The IMF Working Papers series is designed to make IMF staff research available to a wide audience. Almost 300 Working Papers are released each year, covering a wide range of theoretical and analytical topics, including balance of payments, monetary and fiscal issues, global liquidity, and national and international economic developments.
John Kiff, Jennifer Elliott, Elias Kazarian, Jodi Scarlata, and Carolyne Spackman
INTERNATIONAL MONETARY FUND
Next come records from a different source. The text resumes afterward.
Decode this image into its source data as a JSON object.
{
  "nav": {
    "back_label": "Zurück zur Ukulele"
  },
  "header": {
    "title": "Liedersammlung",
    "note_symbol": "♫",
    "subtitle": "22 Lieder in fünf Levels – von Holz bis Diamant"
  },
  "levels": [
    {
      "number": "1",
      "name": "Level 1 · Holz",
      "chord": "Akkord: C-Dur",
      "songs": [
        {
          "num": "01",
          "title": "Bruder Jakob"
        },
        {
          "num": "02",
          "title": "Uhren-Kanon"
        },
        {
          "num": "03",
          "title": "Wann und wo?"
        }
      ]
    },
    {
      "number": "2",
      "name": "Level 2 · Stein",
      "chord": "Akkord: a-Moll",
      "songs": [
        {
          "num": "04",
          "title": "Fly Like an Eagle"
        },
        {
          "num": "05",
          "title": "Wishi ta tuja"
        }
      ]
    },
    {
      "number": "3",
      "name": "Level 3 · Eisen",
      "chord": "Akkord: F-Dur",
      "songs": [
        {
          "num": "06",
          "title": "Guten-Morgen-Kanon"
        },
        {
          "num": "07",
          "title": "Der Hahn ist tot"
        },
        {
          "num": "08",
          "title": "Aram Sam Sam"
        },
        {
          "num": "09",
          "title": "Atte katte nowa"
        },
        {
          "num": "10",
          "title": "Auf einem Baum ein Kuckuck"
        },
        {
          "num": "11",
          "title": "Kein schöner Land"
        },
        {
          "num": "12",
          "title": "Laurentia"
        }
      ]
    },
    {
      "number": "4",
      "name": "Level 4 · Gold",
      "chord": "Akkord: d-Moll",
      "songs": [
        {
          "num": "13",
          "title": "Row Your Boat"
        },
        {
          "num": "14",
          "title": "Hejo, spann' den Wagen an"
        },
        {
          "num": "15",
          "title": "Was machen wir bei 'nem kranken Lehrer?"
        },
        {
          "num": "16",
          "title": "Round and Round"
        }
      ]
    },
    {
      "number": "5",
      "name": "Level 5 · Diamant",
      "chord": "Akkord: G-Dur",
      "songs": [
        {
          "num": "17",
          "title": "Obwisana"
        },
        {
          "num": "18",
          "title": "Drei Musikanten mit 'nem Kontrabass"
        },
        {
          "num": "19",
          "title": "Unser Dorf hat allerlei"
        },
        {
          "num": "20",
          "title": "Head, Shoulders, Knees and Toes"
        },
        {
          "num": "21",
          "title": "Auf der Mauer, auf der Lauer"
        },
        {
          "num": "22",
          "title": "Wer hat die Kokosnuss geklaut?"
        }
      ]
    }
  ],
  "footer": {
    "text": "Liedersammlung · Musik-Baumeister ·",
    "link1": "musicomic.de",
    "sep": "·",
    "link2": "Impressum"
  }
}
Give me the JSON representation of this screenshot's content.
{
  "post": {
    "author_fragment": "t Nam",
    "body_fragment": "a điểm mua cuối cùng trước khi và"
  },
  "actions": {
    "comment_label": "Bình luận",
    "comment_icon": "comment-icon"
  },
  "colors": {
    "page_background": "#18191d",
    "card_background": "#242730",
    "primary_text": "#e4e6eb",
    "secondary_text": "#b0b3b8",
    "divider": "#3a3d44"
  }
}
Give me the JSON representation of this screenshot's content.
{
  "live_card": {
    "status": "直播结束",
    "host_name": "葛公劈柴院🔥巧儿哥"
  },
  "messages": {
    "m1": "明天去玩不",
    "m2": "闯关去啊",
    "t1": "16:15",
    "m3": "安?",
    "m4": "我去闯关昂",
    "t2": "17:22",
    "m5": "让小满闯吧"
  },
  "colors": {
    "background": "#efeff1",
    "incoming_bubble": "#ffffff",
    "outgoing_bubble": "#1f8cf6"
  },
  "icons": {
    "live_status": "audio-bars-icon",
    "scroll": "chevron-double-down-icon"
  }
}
Credit derivative markets are largely unregulated, but calls are increasingly being made for changes to this "hands off" stance, amidst concerns that they helped to fuel the current financial crisis, or that they could be a cause of the next one. The purpose of this paper is to address two basic questions: (i) do credit derivative markets increase systemic risk; and (ii) should they be regulated more closely, and if so, how and to what extent? The paper begins with a basic description of credit derivative markets and recent events, followed by an assessment of their recent association with systemic risk. It then reviews and evaluates some of the authorities' proposed initiatives, and discusses some alternative directions that could be taken.